Dave knows he and Bet are on an adventure where the rules continue to change. He is fortunate that he can be open to new ideas when old ways don’t work anymore. That’s what is needed if you are going to survive as a LBD caregiver.

With Bet’s awareness is now fading faster than her physical abilities, eating out has become a challenge too. “Appetizers!” Dave exclaimed as he told us about his latest discovery. “They work better than regular meals. Finger foods, you know. Vegetables, and dips and stuff like that. But not sandwiches. She can’t hold them together anymore. Cheeseburgers still work, if there’s lots of cheese for glue.”
Dave has learned to flow with what works. Appetizers are great. So are chicken nuggets or other things you can eat with your fingers. On the other hand, things that can fall apart like sandwiches are poor choices. If your loved one does want a sandwich, be sure to ask for a knife and fork too. You’ll need them!

“I’ve begun to worry about public bathrooms,” he said. “The other day, she went into one and didn’t come out for the longest time. Finally, a lady came up to me and asked if my wife had blond hair. When I nodded, she told me that there was a woman with blond hair standing in there, looking confused. Then that kind lady told me there wasn’t anyone else in the bathroom and so she’d stand outside and keep watch while in went in and rescued my wife.”

Dementia makes decisions very difficult. Faced with so many doors, it’s no surprise Bet was confused. Many malls and large stores have family bathrooms. Doing some research before you go out can make your excursions a lot more pleasant. Some places have a single stall or room and that works well too. You can lock the door and no one is going to walk in on you. Try to limit your trip to places with family or single-stall bathrooms. However, your loved one needs to use the bathroom where that’s not an option, you can—and should—go with them. You might explain and ask for help—perhaps, ask someone to stand at the door and keep the place empty until you are done. People will usually be very glad to help if you are willing to ask.

Doing your research is as important as being open to change. Knowing what to expect, or how others have handled challenges or what’s available can make your job much easier. Asking for help is also important and the next blog is about just that.
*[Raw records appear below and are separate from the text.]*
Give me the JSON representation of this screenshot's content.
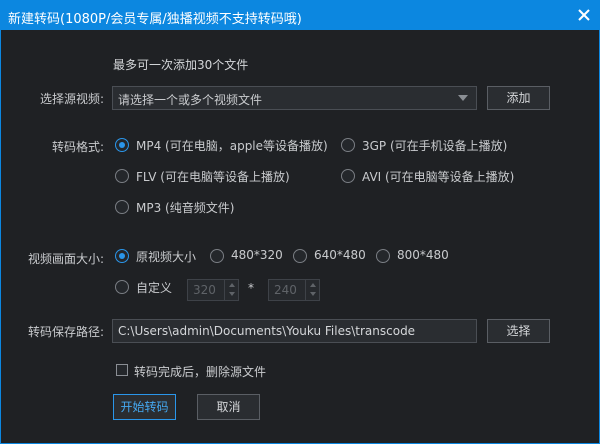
{
  "window": {
    "title": "新建转码(1080P/会员专属/独播视频不支持转码哦)",
    "close_icon": "close-icon"
  },
  "source": {
    "hint": "最多可一次添加30个文件",
    "label": "选择源视频:",
    "select_value": "请选择一个或多个视频文件",
    "add_label": "添加"
  },
  "format": {
    "label": "转码格式:",
    "options": [
      {
        "label": "MP4 (可在电脑，apple等设备播放)",
        "selected": true
      },
      {
        "label": "3GP  (可在手机设备上播放)",
        "selected": false
      },
      {
        "label": "FLV   (可在电脑等设备上播放)",
        "selected": false
      },
      {
        "label": "AVI   (可在电脑等设备上播放)",
        "selected": false
      },
      {
        "label": "MP3 (纯音频文件)",
        "selected": false
      }
    ]
  },
  "size": {
    "label": "视频画面大小:",
    "options": [
      {
        "label": "原视频大小",
        "selected": true
      },
      {
        "label": "480*320",
        "selected": false
      },
      {
        "label": "640*480",
        "selected": false
      },
      {
        "label": "800*480",
        "selected": false
      }
    ],
    "custom_label": "自定义",
    "custom_width": "320",
    "times": "*",
    "custom_height": "240"
  },
  "save": {
    "label": "转码保存路径:",
    "path": "C:\\Users\\admin\\Documents\\Youku Files\\transcode",
    "choose_label": "选择"
  },
  "delete_source": {
    "label": "转码完成后，删除源文件",
    "checked": false
  },
  "actions": {
    "start_label": "开始转码",
    "cancel_label": "取消"
  },
  "colors": {
    "accent": "#0c87e0",
    "background": "#1f2124"
  }
}
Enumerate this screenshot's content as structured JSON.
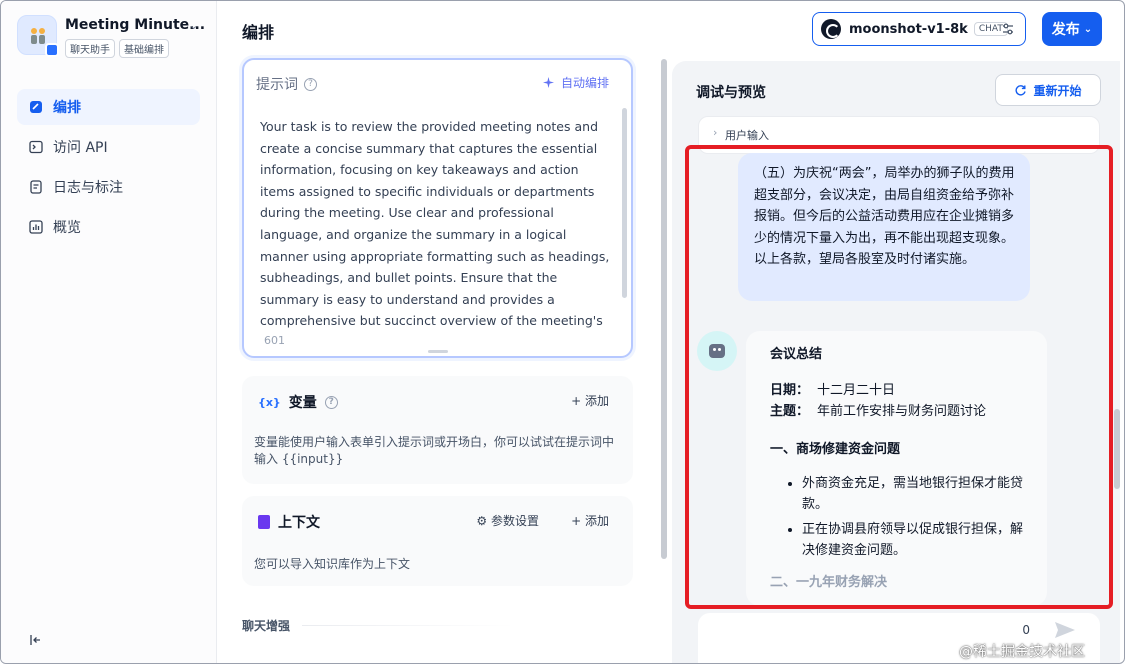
{
  "app": {
    "title": "Meeting Minute...",
    "tags": [
      "聊天助手",
      "基础编排"
    ]
  },
  "sidebar": {
    "items": [
      {
        "label": "编排",
        "icon": "orchestrate-icon",
        "active": true
      },
      {
        "label": "访问 API",
        "icon": "terminal-icon",
        "active": false
      },
      {
        "label": "日志与标注",
        "icon": "log-icon",
        "active": false
      },
      {
        "label": "概览",
        "icon": "chart-icon",
        "active": false
      }
    ]
  },
  "header": {
    "page_title": "编排",
    "model_name": "moonshot-v1-8k",
    "model_tag": "CHAT",
    "publish_label": "发布"
  },
  "prompt": {
    "label": "提示词",
    "auto_label": "自动编排",
    "text": "Your task is to review the provided meeting notes and create a concise summary that captures the essential information, focusing on key takeaways and action items assigned to specific individuals or departments during the meeting. Use clear and professional language, and organize the summary in a logical manner using appropriate formatting such as headings, subheadings, and bullet points. Ensure that the summary is easy to understand and provides a comprehensive but succinct overview of the meeting's",
    "count": "601"
  },
  "variables": {
    "icon_text": "{x}",
    "title": "变量",
    "add_label": "+ 添加",
    "desc": "变量能使用户输入表单引入提示词或开场白，你可以试试在提示词中输入 {{input}}"
  },
  "context": {
    "title": "上下文",
    "param_label": "参数设置",
    "add_label": "+ 添加",
    "desc": "您可以导入知识库作为上下文"
  },
  "enhance": {
    "label": "聊天增强"
  },
  "preview": {
    "title": "调试与预览",
    "restart_label": "重新开始",
    "user_input_label": "用户输入",
    "user_message": "（五）为庆祝“两会”，局举办的狮子队的费用超支部分，会议决定，由局自组资金给予弥补报销。但今后的公益活动费用应在企业摊销多少的情况下量入为出，再不能出现超支现象。以上各款，望局各股室及时付诸实施。",
    "bot": {
      "title": "会议总结",
      "date_key": "日期：",
      "date_val": "十二月二十日",
      "topic_key": "主题：",
      "topic_val": "年前工作安排与财务问题讨论",
      "section1": "一、商场修建资金问题",
      "bullets": [
        "外商资金充足，需当地银行担保才能贷款。",
        "正在协调县府领导以促成银行担保，解决修建资金问题。"
      ],
      "section2": "二、一九年财务解决"
    },
    "input_count": "0"
  },
  "watermark": "@稀土掘金技术社区",
  "colors": {
    "accent": "#155eef",
    "highlight": "#e51d24",
    "user_bubble": "#e1eaff"
  }
}
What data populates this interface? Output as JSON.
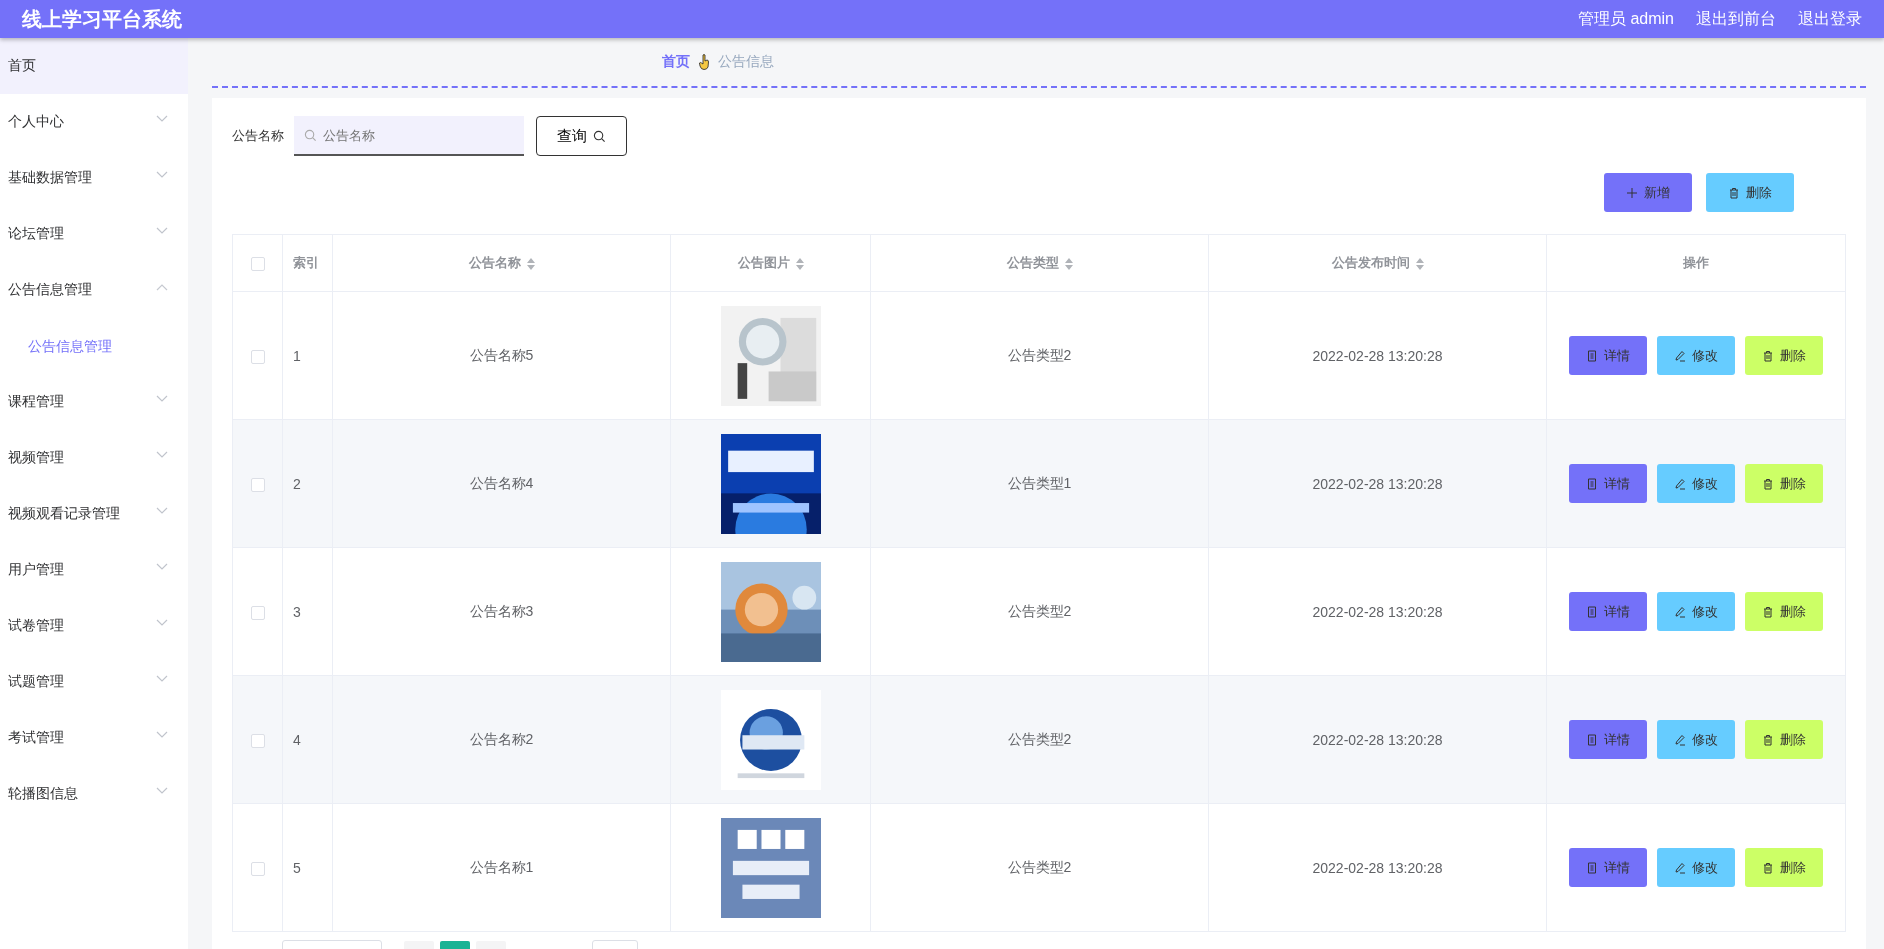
{
  "header": {
    "title": "线上学习平台系统",
    "links": [
      "管理员 admin",
      "退出到前台",
      "退出登录"
    ]
  },
  "sidebar": {
    "items": [
      {
        "label": "首页",
        "selected": true
      },
      {
        "label": "个人中心",
        "selected": false,
        "expanded": false
      },
      {
        "label": "基础数据管理",
        "selected": false,
        "expanded": false
      },
      {
        "label": "论坛管理",
        "selected": false,
        "expanded": false
      },
      {
        "label": "公告信息管理",
        "selected": false,
        "expanded": true,
        "children": [
          {
            "label": "公告信息管理",
            "selected": true
          }
        ]
      },
      {
        "label": "课程管理",
        "selected": false,
        "expanded": false
      },
      {
        "label": "视频管理",
        "selected": false,
        "expanded": false
      },
      {
        "label": "视频观看记录管理",
        "selected": false,
        "expanded": false
      },
      {
        "label": "用户管理",
        "selected": false,
        "expanded": false
      },
      {
        "label": "试卷管理",
        "selected": false,
        "expanded": false
      },
      {
        "label": "试题管理",
        "selected": false,
        "expanded": false
      },
      {
        "label": "考试管理",
        "selected": false,
        "expanded": false
      },
      {
        "label": "轮播图信息",
        "selected": false,
        "expanded": false
      }
    ]
  },
  "breadcrumb": [
    "首页",
    "公告信息"
  ],
  "search": {
    "label": "公告名称",
    "placeholder": "公告名称",
    "button": "查询"
  },
  "actions": [
    {
      "kind": "add",
      "label": "新增"
    },
    {
      "kind": "delete",
      "label": "删除"
    }
  ],
  "table": {
    "select_all_checked": false,
    "columns": [
      {
        "label": "索引",
        "sortable": false
      },
      {
        "label": "公告名称",
        "sortable": true
      },
      {
        "label": "公告图片",
        "sortable": true
      },
      {
        "label": "公告类型",
        "sortable": true
      },
      {
        "label": "公告发布时间",
        "sortable": true
      },
      {
        "label": "操作",
        "sortable": false
      }
    ],
    "rows": [
      {
        "checked": false,
        "index": "1",
        "name": "公告名称5",
        "type": "公告类型2",
        "time": "2022-02-28 13:20:28",
        "actions": [
          {
            "kind": "detail",
            "label": "详情"
          },
          {
            "kind": "edit",
            "label": "修改"
          },
          {
            "kind": "delete",
            "label": "删除"
          }
        ]
      },
      {
        "checked": false,
        "index": "2",
        "name": "公告名称4",
        "type": "公告类型1",
        "time": "2022-02-28 13:20:28",
        "actions": [
          {
            "kind": "detail",
            "label": "详情"
          },
          {
            "kind": "edit",
            "label": "修改"
          },
          {
            "kind": "delete",
            "label": "删除"
          }
        ]
      },
      {
        "checked": false,
        "index": "3",
        "name": "公告名称3",
        "type": "公告类型2",
        "time": "2022-02-28 13:20:28",
        "actions": [
          {
            "kind": "detail",
            "label": "详情"
          },
          {
            "kind": "edit",
            "label": "修改"
          },
          {
            "kind": "delete",
            "label": "删除"
          }
        ]
      },
      {
        "checked": false,
        "index": "4",
        "name": "公告名称2",
        "type": "公告类型2",
        "time": "2022-02-28 13:20:28",
        "actions": [
          {
            "kind": "detail",
            "label": "详情"
          },
          {
            "kind": "edit",
            "label": "修改"
          },
          {
            "kind": "delete",
            "label": "删除"
          }
        ]
      },
      {
        "checked": false,
        "index": "5",
        "name": "公告名称1",
        "type": "公告类型2",
        "time": "2022-02-28 13:20:28",
        "actions": [
          {
            "kind": "detail",
            "label": "详情"
          },
          {
            "kind": "edit",
            "label": "修改"
          },
          {
            "kind": "delete",
            "label": "删除"
          }
        ]
      }
    ]
  },
  "pagination": {
    "pages": [
      {
        "selected": false
      },
      {
        "selected": true
      },
      {
        "selected": false
      }
    ]
  }
}
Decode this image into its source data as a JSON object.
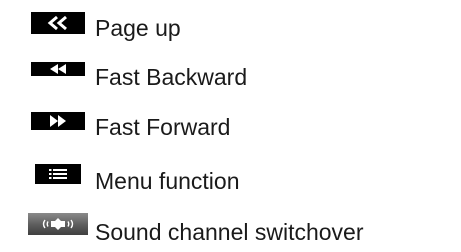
{
  "items": [
    {
      "icon": "page-up-icon",
      "label": "Page up"
    },
    {
      "icon": "fast-backward-icon",
      "label": "Fast Backward"
    },
    {
      "icon": "fast-forward-icon",
      "label": "Fast Forward"
    },
    {
      "icon": "menu-icon",
      "label": "Menu function"
    },
    {
      "icon": "sound-channel-icon",
      "label": "Sound channel switchover"
    }
  ]
}
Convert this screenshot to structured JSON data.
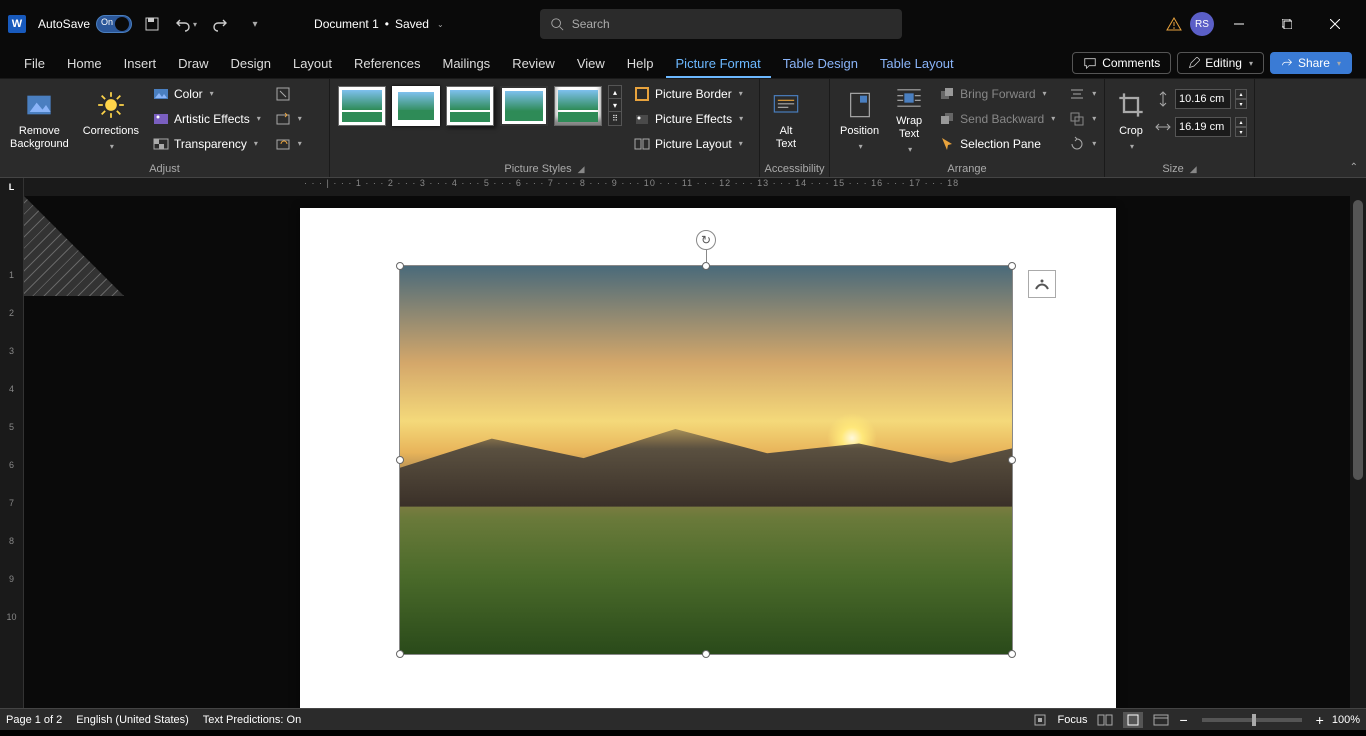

For more about adapting and doing research, read our books, A Caregiver’s Guide to Lewy Body Dementia and Managing Cognitive Issues in Parkinson's and Other Lewy Body Disorders, both available on our website,

For our special blog reader's price for these books, Click here.

No comments:

Post a Comment